Business Improvement Districts (BIDs) were set up to improve declining areas as a public-private partnership.
The UK’s 140 have contributed £300m to regeneration and management for towns and cities.
The NE1 Business Improvement District Company oversees Newcastle’s, set up five years ago and due to come up for renewal in October. The region’s other BID is in Durham city centre, established in December with 86% of businesses in favour of a 1.5% levy on rates that will produce £1.5m over five years.
The (Mary) Portas Review in late 2011 recommended “empowering successful BIDs to take more responsibility and powers”.
Grant Shapps, minister for cities, responded by providing £500,000 seed funding to help BIDs access loans for set-up costs and to explore the feasibility of property owner BIDs under the power of the Business Rates Supplement Act 2009.
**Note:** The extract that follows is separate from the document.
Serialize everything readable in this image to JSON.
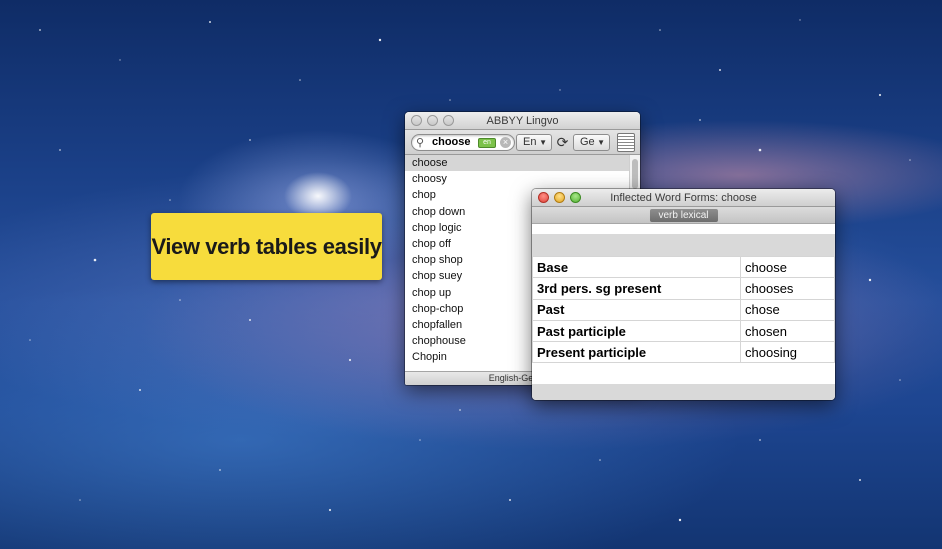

The Act gives power to local authorities to impose a business rate supplement for expenditure on a project that the authority is satisfied will promote economic development. A proposed BID is subject to a ballot of non-domestic ratepayers, and lasts five years, thus the BID is totally accountable to the local business community.
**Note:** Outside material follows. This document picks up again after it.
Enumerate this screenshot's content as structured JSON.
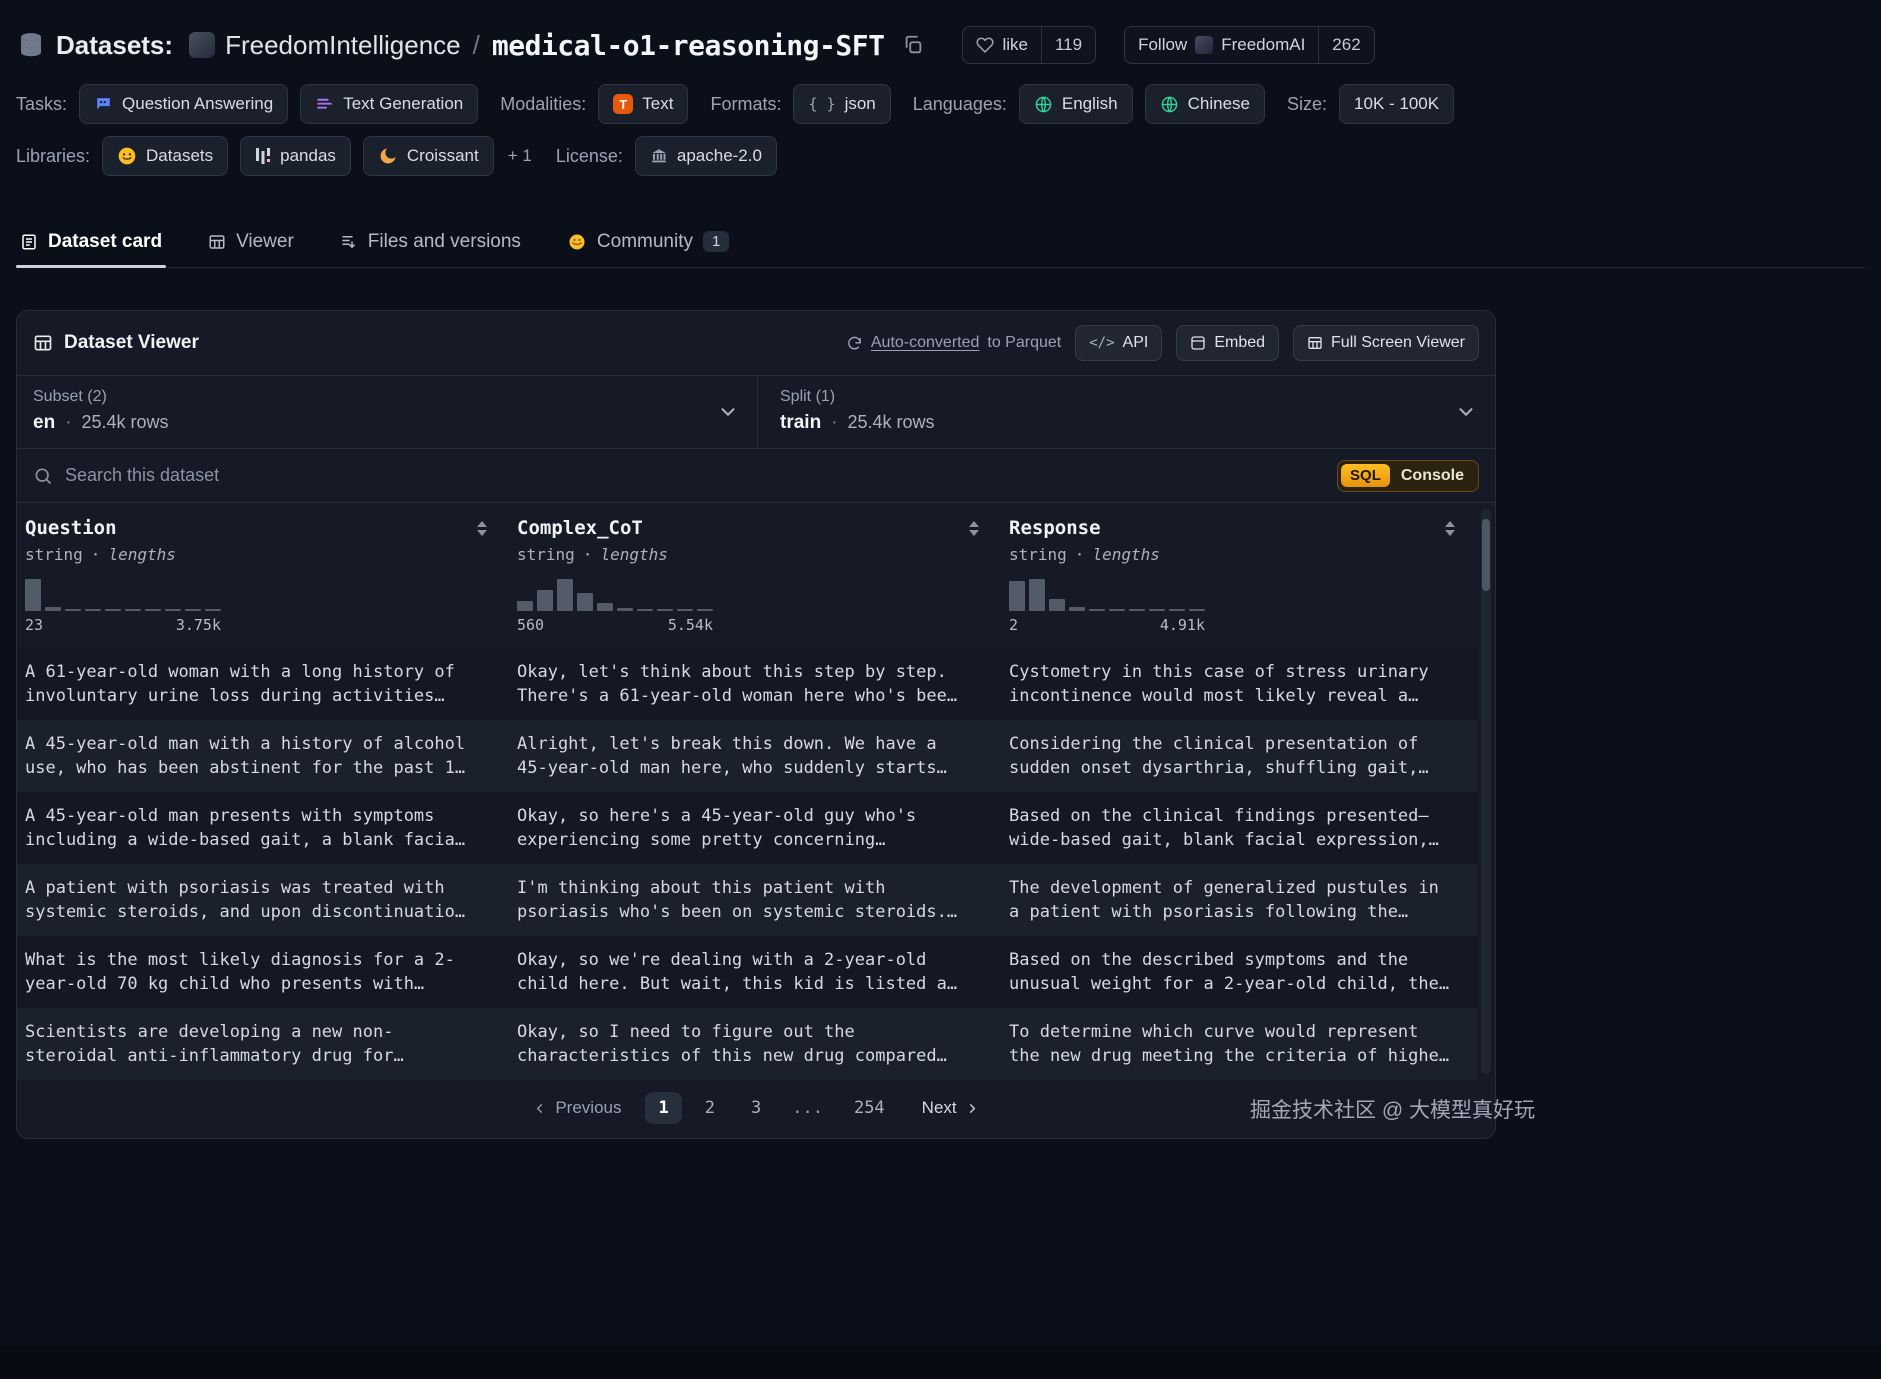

The big debate has always been that most BID ratepayers are tenants. However, property owners also benefit from improvements. So why are they are not involved?
The Government has now grasped the nettle and is consulting on this issue until September 17.
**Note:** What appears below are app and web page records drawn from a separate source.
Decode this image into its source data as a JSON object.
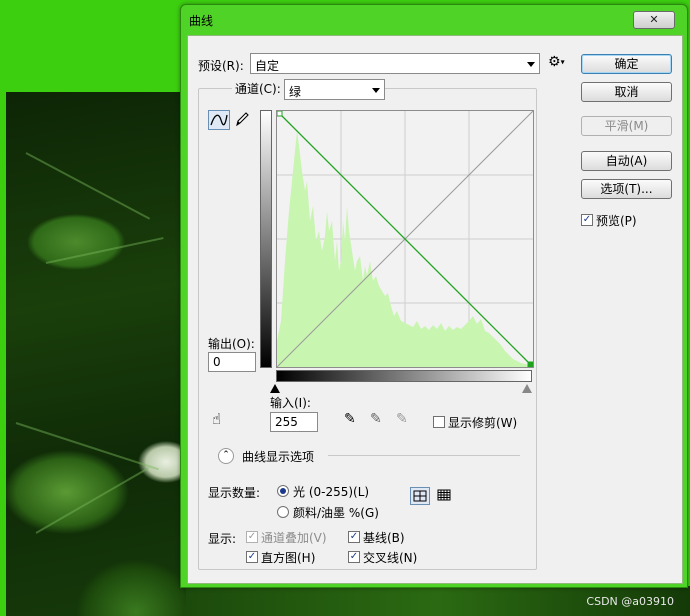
{
  "window": {
    "title": "曲线",
    "close_label": "✕"
  },
  "preset": {
    "label": "预设(R):",
    "value": "自定",
    "options_icon": "gear-icon"
  },
  "buttons": {
    "ok": "确定",
    "cancel": "取消",
    "smooth": "平滑(M)",
    "auto": "自动(A)",
    "options": "选项(T)..."
  },
  "preview": {
    "label": "预览(P)",
    "checked": true
  },
  "channel": {
    "label": "通道(C):",
    "value": "绿"
  },
  "output": {
    "label": "输出(O):",
    "value": "0"
  },
  "input": {
    "label": "输入(I):",
    "value": "255"
  },
  "show_clipping": {
    "label": "显示修剪(W)",
    "checked": false
  },
  "curve_options": {
    "label": "曲线显示选项"
  },
  "show_amount": {
    "label": "显示数量:",
    "light": "光 (0-255)(L)",
    "pigment": "颜料/油墨 %(G)",
    "selected": "light"
  },
  "show": {
    "label": "显示:",
    "channel_overlay": "通道叠加(V)",
    "baseline": "基线(B)",
    "histogram": "直方图(H)",
    "intersection": "交叉线(N)"
  },
  "colors": {
    "accent": "#3ccf10",
    "histogram": "#c8f5b0",
    "curve": "#1fa31f"
  },
  "watermark": "CSDN @a03910"
}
I have long been an advocate that to create change, that the setting should be where people can live, relax, shop and work – instead of just buildings.
The economic benefits depend on those who create jobs and wealth in a particular area and are enjoyed by all. For this to be sustainable, the process needs to fair and equitable. I’m certain that property owners grasp the opportunity when it comes.
:: Kevan Carrick is a partner at JK Property Consultants LLP, the policy spokesman for RICS North East, and member of G9 and NELEP’s Investment Fund Panel